That metaphor got away from me a little.
I spoke to my French tutor back in Aberdeen today, just to ask when we'll get marks back for our essays. The response I got was a sort of sighing acceptance that being in chilled out France had not rubbed off on me too much, and that they'd be marked when they were marked. Fair enough. Facebook updates and tweets from people at uni, the possibility of working with incredible people at the Gaudie, in Centre Stage, in AUSA - all of these things are driving me crazy with excitement but once again it's the finishing line I can't quite see. I'm getting into Limbo, neither Here nor There, but I'll be out soon enough.
I've booked - I say booked, I mean tried to book - tickets for +Derren Brown in August, but the wicked website isn't taking my money. I'd normally be pleased, but I like Derren. I went to his Svengali tour, and that freaked the bejeesus out of me before I even got there, because he engaged with me on Twitter. And I'm kind of a fangirl for this guy. I know, you're surprised, but the man can convince people to take payment in paper. Not paper money, actual paper. Check it out below.
Absolutely worth a watch.
In addition I've got some storyboards done - stickmen ahoy - and doodled some experimental dialogue. I'm really rather liking this malarkey, and I think I'm going to bash together a video about memory, taken from the book of the illusionist above. We'll see. It'll keep my mind off the finishing line for a while, in any case.
The students have all been warned about the test on Tuesday, which prompted some of them to come in and ask in French if they could have some practise material to take on a coach to Amsterdam where they're definitely going to study it. I said sure; it's only photocopied material and to be quite honest at this point getting totally stoned and trying to absorb the knowledge by eating the paper is about the only hope these kids have got.

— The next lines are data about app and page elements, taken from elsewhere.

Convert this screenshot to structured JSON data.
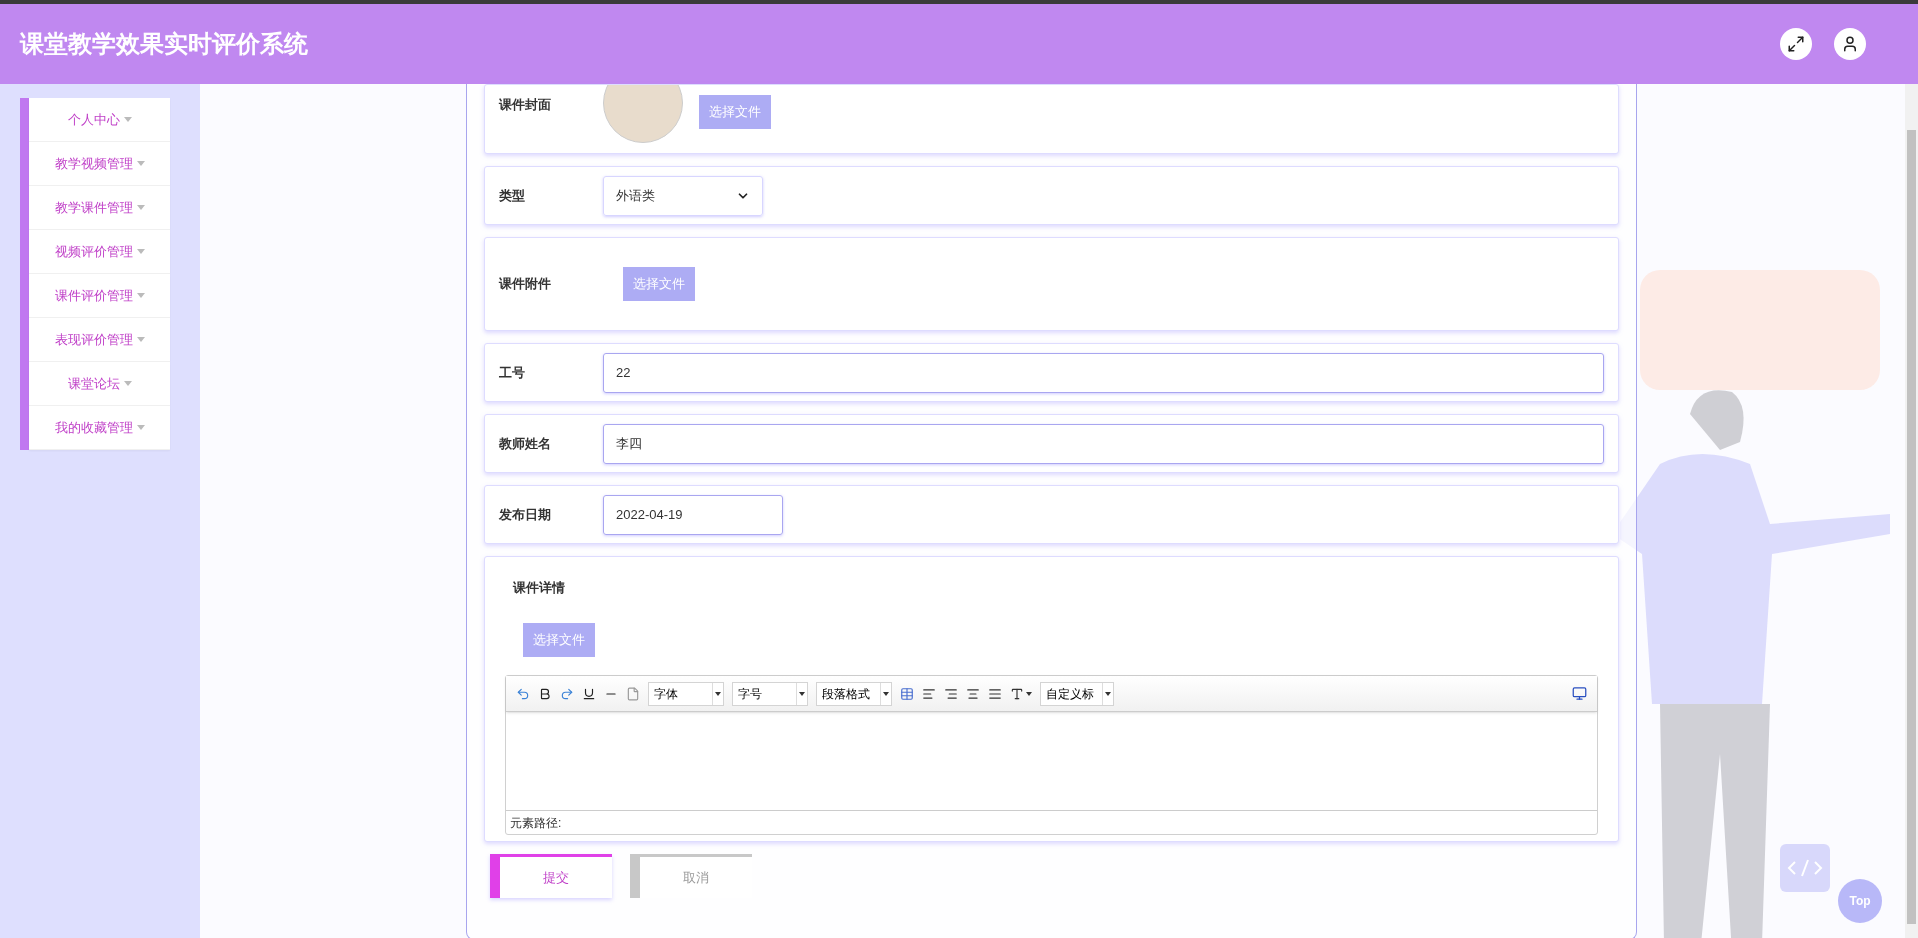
{
  "header": {
    "title": "课堂教学效果实时评价系统"
  },
  "sidebar": {
    "items": [
      {
        "label": "个人中心"
      },
      {
        "label": "教学视频管理"
      },
      {
        "label": "教学课件管理"
      },
      {
        "label": "视频评价管理"
      },
      {
        "label": "课件评价管理"
      },
      {
        "label": "表现评价管理"
      },
      {
        "label": "课堂论坛"
      },
      {
        "label": "我的收藏管理"
      }
    ]
  },
  "form": {
    "fields": [
      {
        "kind": "image",
        "label": "课件封面",
        "button": "选择文件"
      },
      {
        "kind": "select",
        "label": "类型",
        "value": "外语类"
      },
      {
        "kind": "file",
        "label": "课件附件",
        "button": "选择文件"
      },
      {
        "kind": "text",
        "label": "工号",
        "value": "22"
      },
      {
        "kind": "text",
        "label": "教师姓名",
        "value": "李四"
      },
      {
        "kind": "date",
        "label": "发布日期",
        "value": "2022-04-19"
      },
      {
        "kind": "editor",
        "label": "课件详情",
        "button": "选择文件"
      }
    ]
  },
  "editor": {
    "font": "字体",
    "size": "字号",
    "paragraph": "段落格式",
    "heading": "自定义标",
    "status": "元素路径:"
  },
  "buttons": [
    {
      "kind": "submit",
      "label": "提交"
    },
    {
      "kind": "cancel",
      "label": "取消"
    }
  ],
  "top_button": "Top"
}
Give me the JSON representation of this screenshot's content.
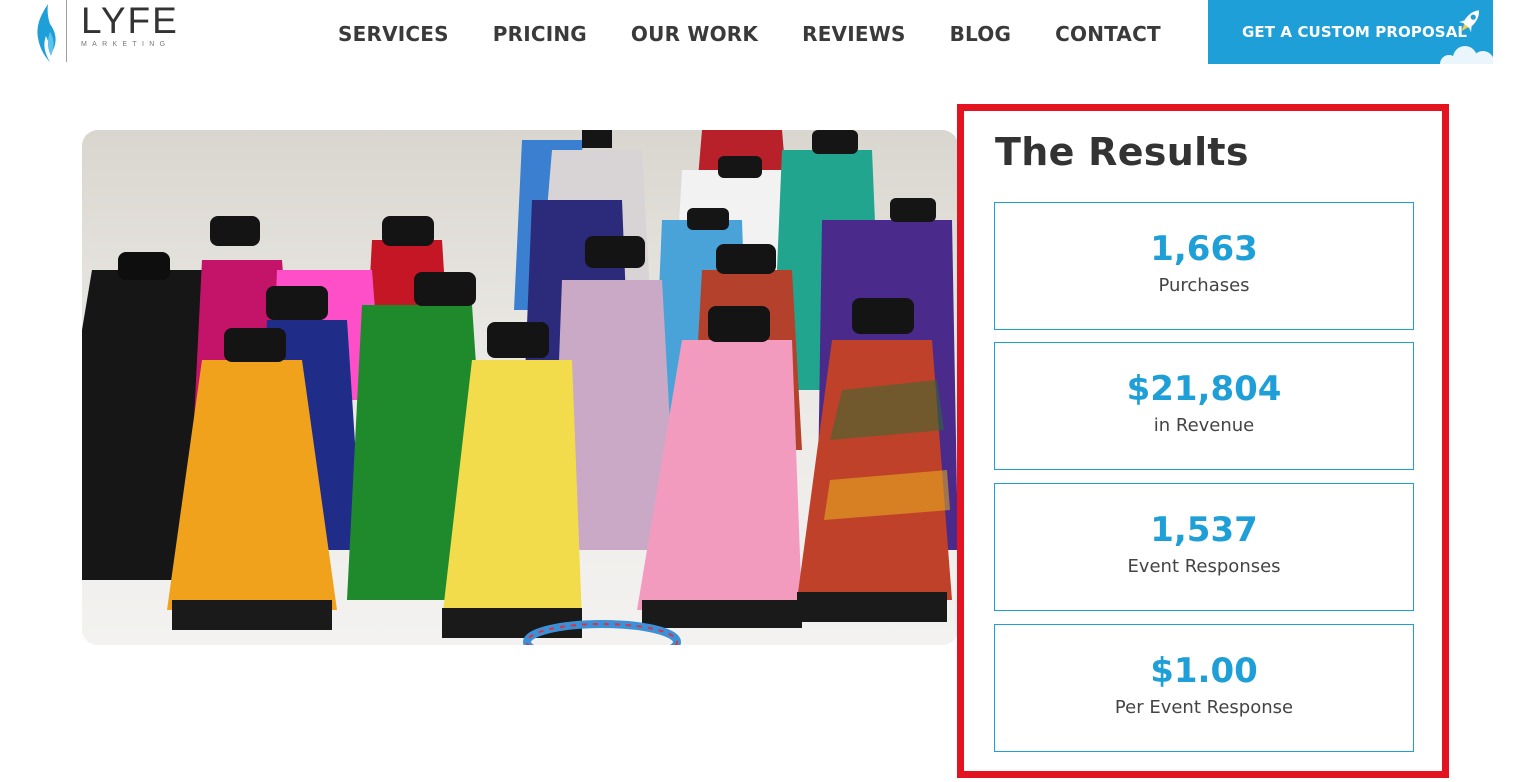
{
  "logo": {
    "wordmark": "LYFE",
    "tagline": "MARKETING",
    "icon": "flame-icon"
  },
  "nav": {
    "items": [
      {
        "label": "SERVICES"
      },
      {
        "label": "PRICING"
      },
      {
        "label": "OUR WORK"
      },
      {
        "label": "REVIEWS"
      },
      {
        "label": "BLOG"
      },
      {
        "label": "CONTACT"
      }
    ]
  },
  "cta": {
    "label": "GET A CUSTOM PROPOSAL",
    "icon": "rocket-icon"
  },
  "hero": {
    "image": "colorful-yarn-spools-photo"
  },
  "results": {
    "title": "The Results",
    "stats": [
      {
        "value": "1,663",
        "label": "Purchases"
      },
      {
        "value": "$21,804",
        "label": "in Revenue"
      },
      {
        "value": "1,537",
        "label": "Event Responses"
      },
      {
        "value": "$1.00",
        "label": "Per Event Response"
      }
    ]
  },
  "colors": {
    "accent": "#1e9fd8",
    "highlight": "#e3141f",
    "text": "#333333"
  }
}
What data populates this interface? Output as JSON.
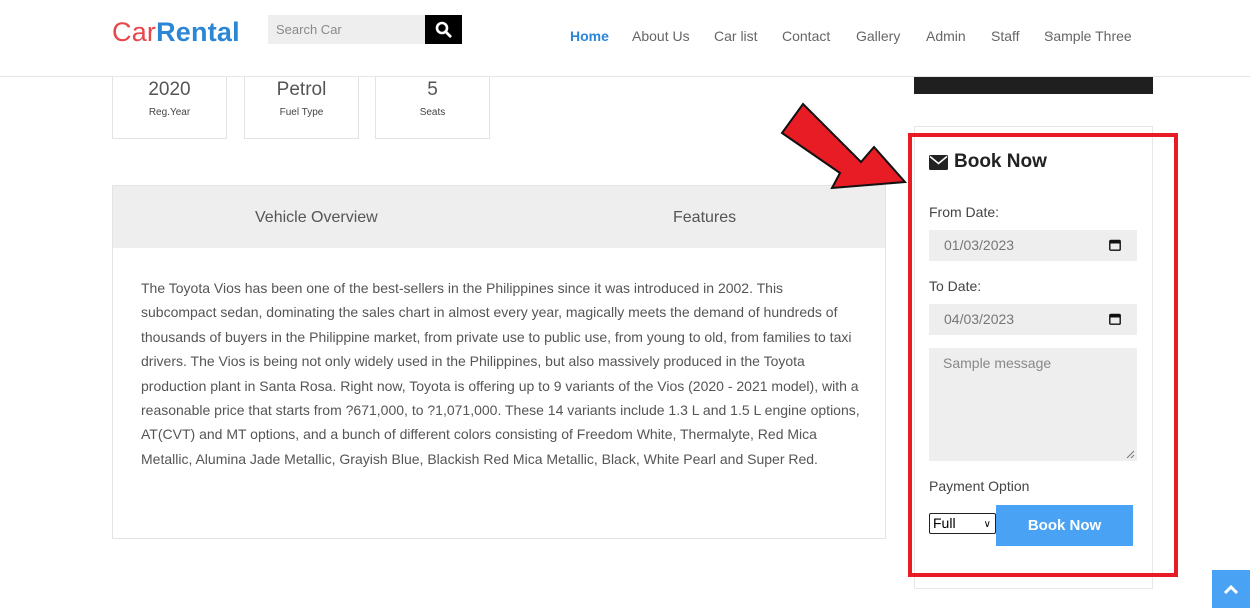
{
  "brand": {
    "part1": "Car",
    "part2": "Rental"
  },
  "search": {
    "placeholder": "Search Car",
    "icon": "search-icon"
  },
  "nav": {
    "items": [
      {
        "label": "Home",
        "active": true
      },
      {
        "label": "About Us"
      },
      {
        "label": "Car list"
      },
      {
        "label": "Contact"
      },
      {
        "label": "Gallery"
      },
      {
        "label": "Admin"
      },
      {
        "label": "Staff"
      },
      {
        "label": "Sample Three",
        "dropdown": true
      }
    ]
  },
  "stats": [
    {
      "value": "2020",
      "label": "Reg.Year"
    },
    {
      "value": "Petrol",
      "label": "Fuel Type"
    },
    {
      "value": "5",
      "label": "Seats"
    }
  ],
  "tabs": {
    "overview": "Vehicle Overview",
    "features": "Features"
  },
  "description": "The Toyota Vios has been one of the best-sellers in the Philippines since it was introduced in 2002. This subcompact sedan, dominating the sales chart in almost every year, magically meets the demand of hundreds of thousands of buyers in the Philippine market, from private use to public use, from young to old, from families to taxi drivers. The Vios is being not only widely used in the Philippines, but also massively produced in the Toyota production plant in Santa Rosa. Right now, Toyota is offering up to 9 variants of the Vios (2020 - 2021 model), with a reasonable price that starts from ?671,000, to ?1,071,000. These 14 variants include 1.3 L and 1.5 L engine options, AT(CVT) and MT options, and a bunch of different colors consisting of Freedom White, Thermalyte, Red Mica Metallic, Alumina Jade Metallic, Grayish Blue, Blackish Red Mica Metallic, Black, White Pearl and Super Red.",
  "booking": {
    "title": "Book Now",
    "from_label": "From Date:",
    "from_value": "01/03/2023",
    "to_label": "To Date:",
    "to_value": "04/03/2023",
    "message_placeholder": "Sample message",
    "payment_label": "Payment Option",
    "payment_value": "Full",
    "submit_label": "Book Now"
  },
  "colors": {
    "brand_red": "#e8474a",
    "brand_blue": "#2c86d6",
    "button_blue": "#4aa2f5",
    "highlight_red": "#e81c24"
  }
}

I found out how to solve cryptic crossword clues, and while I am still as far from being able to solve them as Pluto is from being recognised as a planet, it feels good to know there's a system. I also learned that the Independent's quick crossword is a lot easier than the Guardian's. It was a bit of a slow day.
In recognition of this fact, the Internet threw all the distractions it could at me, including three charming internships and a job, all of which I want, all of which I absolutely must not take. To see why not, please see above for the metaphor.
I also learned - and this will be important for literally none of you, and yet I tell you anyway because I met the man and he's awesome - that +Stephen Waddington got elected President of the CIPR. Congratulations to that man. Johnny Walker black label on the rocks for everyone.
Finally, more teaching. Pushed C into the preterite (pronunciation of which is, for some reason, utterly beyond me) and she's swimming like a trooper, though every time I correct her because the verb she's using doesn't just take -ed but instead changes either:
- pronunciation (read/read)
- some combination of the above
she looks so disapproving I cannot help but laugh. She scowls a bit more at that. B, on the other hand, has made huge leaps with his written work, which at the beginning was incredibly ambitious and utterly awful, and is now ambitious in line with his ability and has only small errors. And that makes me quite unnaturally happy.
Teaching. Might be something I'm actually good at.
Alright folks. Winding up here as I'm back to obscenely verbose blogs. Have a good weekend; I'm going to see a French translation of The Importance of being Earnest, because it's one of my favourite plays. Very excited. If it's brilliant I'll be dragging students back with me to see it and of course I'll be writing about it here.
Oh - and it looks like the slow route of invasion has beaten the quick route. The front page of Libération on Tuesday:
|Apparently they're taking lessons from Cole Porter. You get points if you're on the Internet |
and know who Cole Porter is. And aren't Sheila, because that's an unfair advantage.